-Hormone can be altered for the worse. When progesterone is met with cortisol,
progesterone will thin out and funnel down and be released and distributed through
the body as cortisol.
- DHEA is the “youthful” hormone which keeps your skin taught, plump and free from fine lines
- DHEA is a “anti-aging” hormone, so it works hard in fighting any long term and short term damage to the cells
- Elevated DHEA levels can lead to blemishes and cystic acne down the front and back of the neck (aka throat)
- Generalized stubborn acne (which means blemishes that are fairly consistent that heal slow and are all over the face) – this is not just from high DHEA but also from leaky gut/digestion issues
- Youthful hormone, as much as it makes skin oily, the perfect amount of oil production is healthy for the skin and prevents premature aging
-Increased levels create “beard type” acne (which means acne all along the mouth, jaw and neck)
- Even though this one is listed as a PRO it can also be a con. Oil is great for feeding and helping the skin hydrated and plump, but when one is experiencing sebum over production this will lead to black heads, congestion and potentially blemishes.
Now that your brain has blown up and you have a love hate relationship with hormones let me share some simple basic tips you can do to avoid any further blemishes and to help decrease the inflammation existing in your skin (These are great tips regardless of the reason or severity of your blemishes)
1. Use proper products suited for your skin type and conditions (I offer skin
consultations that can help decide which is best for you)
2. Wash your face every morning and night (or even just at night- once a day is
required and before bed is the best time)
3. Avoid touching your face a lot
4. Change your pillowcases weekly
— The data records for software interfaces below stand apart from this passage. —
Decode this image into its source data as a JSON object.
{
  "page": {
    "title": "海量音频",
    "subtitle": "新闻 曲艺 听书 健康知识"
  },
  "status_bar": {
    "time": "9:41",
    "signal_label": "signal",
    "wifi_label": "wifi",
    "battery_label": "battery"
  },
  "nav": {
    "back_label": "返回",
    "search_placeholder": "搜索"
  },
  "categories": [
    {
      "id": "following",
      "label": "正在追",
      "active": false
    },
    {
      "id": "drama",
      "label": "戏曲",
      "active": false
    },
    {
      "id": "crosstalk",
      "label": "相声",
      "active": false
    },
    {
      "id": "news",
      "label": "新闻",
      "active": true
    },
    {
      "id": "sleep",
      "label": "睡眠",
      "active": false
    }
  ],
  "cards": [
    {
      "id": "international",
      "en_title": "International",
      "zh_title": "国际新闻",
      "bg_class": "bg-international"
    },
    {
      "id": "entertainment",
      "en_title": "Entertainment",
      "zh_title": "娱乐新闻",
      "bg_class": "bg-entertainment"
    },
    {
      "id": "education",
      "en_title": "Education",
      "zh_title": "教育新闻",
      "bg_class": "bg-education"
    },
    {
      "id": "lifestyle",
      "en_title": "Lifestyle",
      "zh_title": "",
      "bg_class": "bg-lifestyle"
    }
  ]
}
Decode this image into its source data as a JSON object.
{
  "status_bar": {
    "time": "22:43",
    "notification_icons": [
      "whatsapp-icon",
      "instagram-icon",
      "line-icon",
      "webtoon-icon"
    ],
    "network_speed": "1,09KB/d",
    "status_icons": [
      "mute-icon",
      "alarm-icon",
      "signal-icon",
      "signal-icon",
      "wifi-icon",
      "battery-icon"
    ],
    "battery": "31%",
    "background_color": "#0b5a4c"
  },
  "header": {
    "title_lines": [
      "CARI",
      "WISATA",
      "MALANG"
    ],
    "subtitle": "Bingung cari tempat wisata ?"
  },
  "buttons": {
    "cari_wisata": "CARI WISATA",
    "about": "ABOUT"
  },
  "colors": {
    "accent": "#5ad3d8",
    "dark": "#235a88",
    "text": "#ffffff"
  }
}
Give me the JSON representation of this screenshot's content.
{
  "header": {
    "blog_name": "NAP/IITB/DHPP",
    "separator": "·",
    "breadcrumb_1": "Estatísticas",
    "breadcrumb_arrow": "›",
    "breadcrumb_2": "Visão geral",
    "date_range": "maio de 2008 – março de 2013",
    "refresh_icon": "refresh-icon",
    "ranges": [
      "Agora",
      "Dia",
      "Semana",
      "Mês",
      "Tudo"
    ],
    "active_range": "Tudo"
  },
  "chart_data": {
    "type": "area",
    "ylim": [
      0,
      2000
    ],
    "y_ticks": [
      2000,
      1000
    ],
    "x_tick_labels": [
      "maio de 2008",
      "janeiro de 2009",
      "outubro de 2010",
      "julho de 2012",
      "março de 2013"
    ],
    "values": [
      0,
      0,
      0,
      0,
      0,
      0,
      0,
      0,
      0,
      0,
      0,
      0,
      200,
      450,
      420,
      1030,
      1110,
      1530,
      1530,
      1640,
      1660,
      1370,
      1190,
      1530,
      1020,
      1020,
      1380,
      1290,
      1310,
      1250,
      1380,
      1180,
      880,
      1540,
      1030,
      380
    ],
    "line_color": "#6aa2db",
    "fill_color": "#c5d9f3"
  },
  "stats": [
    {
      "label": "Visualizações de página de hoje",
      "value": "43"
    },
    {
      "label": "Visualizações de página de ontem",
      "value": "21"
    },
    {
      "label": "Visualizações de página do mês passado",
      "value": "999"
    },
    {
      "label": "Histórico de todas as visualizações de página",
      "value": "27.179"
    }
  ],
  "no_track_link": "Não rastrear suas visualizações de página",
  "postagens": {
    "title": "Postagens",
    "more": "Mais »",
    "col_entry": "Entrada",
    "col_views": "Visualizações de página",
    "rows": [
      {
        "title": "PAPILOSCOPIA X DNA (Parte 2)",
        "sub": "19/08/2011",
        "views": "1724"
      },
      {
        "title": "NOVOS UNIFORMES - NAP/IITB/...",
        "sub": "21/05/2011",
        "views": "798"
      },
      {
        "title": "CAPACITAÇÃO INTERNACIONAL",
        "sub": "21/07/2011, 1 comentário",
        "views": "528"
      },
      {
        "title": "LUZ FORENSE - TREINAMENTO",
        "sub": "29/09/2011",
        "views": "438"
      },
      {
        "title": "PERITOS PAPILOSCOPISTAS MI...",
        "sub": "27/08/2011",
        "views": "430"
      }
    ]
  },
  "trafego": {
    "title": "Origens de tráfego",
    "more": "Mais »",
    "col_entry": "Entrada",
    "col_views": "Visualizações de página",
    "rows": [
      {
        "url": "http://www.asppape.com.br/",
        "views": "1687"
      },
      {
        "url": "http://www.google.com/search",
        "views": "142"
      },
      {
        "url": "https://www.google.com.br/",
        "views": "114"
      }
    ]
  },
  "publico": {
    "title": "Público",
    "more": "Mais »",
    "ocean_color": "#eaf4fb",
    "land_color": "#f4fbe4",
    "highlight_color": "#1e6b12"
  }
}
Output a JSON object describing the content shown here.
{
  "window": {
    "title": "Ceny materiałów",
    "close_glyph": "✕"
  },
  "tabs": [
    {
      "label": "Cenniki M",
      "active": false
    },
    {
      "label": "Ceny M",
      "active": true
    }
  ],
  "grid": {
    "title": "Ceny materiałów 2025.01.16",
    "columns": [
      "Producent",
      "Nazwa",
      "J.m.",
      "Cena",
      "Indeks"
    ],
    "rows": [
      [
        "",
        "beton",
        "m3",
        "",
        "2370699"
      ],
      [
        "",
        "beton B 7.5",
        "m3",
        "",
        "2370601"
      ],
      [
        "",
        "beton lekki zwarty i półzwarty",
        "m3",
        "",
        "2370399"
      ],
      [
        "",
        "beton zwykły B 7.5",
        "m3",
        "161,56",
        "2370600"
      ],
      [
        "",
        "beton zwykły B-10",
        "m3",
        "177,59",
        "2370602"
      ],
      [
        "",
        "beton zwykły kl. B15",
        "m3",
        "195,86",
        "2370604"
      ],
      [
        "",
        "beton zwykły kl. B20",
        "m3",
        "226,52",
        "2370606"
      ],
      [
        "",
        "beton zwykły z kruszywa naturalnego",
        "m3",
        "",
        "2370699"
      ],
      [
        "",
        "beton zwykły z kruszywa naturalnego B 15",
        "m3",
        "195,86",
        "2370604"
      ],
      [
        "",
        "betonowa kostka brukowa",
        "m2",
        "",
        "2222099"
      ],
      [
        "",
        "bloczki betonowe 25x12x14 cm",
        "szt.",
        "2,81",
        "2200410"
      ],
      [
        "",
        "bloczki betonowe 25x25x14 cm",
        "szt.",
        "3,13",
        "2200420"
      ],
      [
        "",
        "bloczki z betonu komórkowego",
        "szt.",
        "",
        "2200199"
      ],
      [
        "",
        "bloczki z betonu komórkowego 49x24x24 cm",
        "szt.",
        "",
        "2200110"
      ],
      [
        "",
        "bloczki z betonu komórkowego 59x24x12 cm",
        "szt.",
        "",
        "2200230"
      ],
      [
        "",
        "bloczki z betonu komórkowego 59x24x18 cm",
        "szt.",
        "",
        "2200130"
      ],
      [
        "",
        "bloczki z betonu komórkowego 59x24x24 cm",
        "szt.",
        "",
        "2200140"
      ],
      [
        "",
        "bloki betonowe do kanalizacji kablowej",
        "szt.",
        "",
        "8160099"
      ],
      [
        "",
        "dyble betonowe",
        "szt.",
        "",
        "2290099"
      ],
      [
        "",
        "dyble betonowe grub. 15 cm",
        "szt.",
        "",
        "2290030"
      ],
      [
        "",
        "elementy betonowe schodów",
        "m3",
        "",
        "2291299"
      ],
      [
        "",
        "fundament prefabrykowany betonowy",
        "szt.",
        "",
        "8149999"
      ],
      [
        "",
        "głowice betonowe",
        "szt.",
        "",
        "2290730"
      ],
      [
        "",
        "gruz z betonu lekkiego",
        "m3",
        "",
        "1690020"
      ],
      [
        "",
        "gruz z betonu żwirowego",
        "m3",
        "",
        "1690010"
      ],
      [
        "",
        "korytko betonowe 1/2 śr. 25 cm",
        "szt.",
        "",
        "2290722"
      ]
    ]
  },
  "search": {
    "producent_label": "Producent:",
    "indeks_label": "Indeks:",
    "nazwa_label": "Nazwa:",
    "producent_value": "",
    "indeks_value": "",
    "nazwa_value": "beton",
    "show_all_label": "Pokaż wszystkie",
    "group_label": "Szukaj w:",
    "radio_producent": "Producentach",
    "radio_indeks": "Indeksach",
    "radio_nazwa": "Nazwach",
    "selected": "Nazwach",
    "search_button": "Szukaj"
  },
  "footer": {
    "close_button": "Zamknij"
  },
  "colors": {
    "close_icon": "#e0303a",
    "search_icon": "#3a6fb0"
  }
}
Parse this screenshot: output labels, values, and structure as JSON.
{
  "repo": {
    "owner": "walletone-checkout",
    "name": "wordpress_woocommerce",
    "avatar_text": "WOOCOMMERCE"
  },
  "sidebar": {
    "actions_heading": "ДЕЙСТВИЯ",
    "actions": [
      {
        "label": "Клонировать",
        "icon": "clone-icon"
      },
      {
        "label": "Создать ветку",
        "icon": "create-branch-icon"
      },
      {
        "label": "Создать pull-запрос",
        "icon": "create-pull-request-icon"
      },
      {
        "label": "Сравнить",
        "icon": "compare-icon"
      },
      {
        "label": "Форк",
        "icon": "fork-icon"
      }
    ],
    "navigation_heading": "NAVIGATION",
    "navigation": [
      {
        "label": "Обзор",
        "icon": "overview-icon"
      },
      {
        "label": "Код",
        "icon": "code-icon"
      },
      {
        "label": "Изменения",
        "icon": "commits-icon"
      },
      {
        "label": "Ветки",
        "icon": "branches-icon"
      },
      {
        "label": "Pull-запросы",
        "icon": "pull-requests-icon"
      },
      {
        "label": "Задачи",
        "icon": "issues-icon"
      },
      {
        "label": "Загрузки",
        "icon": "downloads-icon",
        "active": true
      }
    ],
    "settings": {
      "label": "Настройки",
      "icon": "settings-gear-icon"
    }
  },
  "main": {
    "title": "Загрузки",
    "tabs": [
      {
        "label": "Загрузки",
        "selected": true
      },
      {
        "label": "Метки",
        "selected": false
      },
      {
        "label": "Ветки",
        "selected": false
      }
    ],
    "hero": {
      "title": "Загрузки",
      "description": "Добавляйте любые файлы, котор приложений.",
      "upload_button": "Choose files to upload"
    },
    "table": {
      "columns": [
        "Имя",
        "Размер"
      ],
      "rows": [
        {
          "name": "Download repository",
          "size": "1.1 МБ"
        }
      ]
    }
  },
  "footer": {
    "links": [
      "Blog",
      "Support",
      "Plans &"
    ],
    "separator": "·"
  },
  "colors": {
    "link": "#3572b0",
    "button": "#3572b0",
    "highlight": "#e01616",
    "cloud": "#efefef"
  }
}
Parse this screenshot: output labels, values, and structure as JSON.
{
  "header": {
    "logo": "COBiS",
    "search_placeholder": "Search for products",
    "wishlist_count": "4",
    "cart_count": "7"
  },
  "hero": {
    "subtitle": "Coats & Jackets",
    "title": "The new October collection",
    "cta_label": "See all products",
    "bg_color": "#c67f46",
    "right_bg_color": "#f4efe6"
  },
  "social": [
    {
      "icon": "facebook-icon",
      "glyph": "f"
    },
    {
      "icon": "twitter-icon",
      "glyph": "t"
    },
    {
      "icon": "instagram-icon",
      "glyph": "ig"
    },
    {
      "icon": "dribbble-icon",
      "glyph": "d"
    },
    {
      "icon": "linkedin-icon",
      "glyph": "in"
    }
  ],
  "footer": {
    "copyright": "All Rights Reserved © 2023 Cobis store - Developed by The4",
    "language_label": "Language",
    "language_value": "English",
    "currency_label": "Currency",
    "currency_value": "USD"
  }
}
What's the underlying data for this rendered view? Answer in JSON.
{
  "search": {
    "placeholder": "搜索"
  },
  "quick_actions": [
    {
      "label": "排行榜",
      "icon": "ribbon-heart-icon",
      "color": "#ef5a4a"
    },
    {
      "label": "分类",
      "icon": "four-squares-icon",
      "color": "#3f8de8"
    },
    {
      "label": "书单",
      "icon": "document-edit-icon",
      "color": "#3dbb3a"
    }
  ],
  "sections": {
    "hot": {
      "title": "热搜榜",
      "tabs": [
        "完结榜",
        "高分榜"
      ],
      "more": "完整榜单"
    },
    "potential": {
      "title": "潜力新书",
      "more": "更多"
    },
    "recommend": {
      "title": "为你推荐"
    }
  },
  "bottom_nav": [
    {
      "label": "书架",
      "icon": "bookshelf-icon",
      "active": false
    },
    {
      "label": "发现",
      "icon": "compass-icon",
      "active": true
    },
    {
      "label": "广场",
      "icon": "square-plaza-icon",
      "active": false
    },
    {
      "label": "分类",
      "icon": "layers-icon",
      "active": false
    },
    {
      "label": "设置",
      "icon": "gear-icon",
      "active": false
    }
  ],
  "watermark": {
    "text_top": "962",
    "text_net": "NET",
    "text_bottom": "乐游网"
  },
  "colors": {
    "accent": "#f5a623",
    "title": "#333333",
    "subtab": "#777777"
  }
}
5. Wash your pillows every 6 months
6. Pat your skin dry (never rub) and use a microfiber towel
7. Avoid Dairy
*exacerbates inflammation within the skin
8. Avoid Sugar
9. Avoid Alcohol
10. Balanced diet
*Broccoli, cabbage and cauliflower = detoxification vegetables which help balance
out your endocrine system
*Flaxseed and Turmeric =increases ability to metabolize estrogen
*Pumpkin seeds help with general hormone balancing (great option to snack on
when menstruating or experiencing severe menopause)
*If your diet is heavier on the fried fatty foods your estrogen levels will be higher
(and you will get the “CON” symptoms from estrogen not the beautiful plump skin)
*Avocado, coconut oil, avocado oil – healthy fats
11. Drink lots of water
12. Green tea (and other herbal teas)
13. Omega fatty acids
14. Get good restful sleep
15. Exercise regularly
16. Dry brushing (simple exfoliation techniques) this really helps with your lymphatic system (detoxification properties)
17. Infrared saunas
18. Reduce your use of plastics
Thank you so much for reading and spending this time with me. Please stay tuned, as more blogs will be launched! I love providing information that can make your skin happier and your lifestyle easier! Cheers, and again, thank you for your support!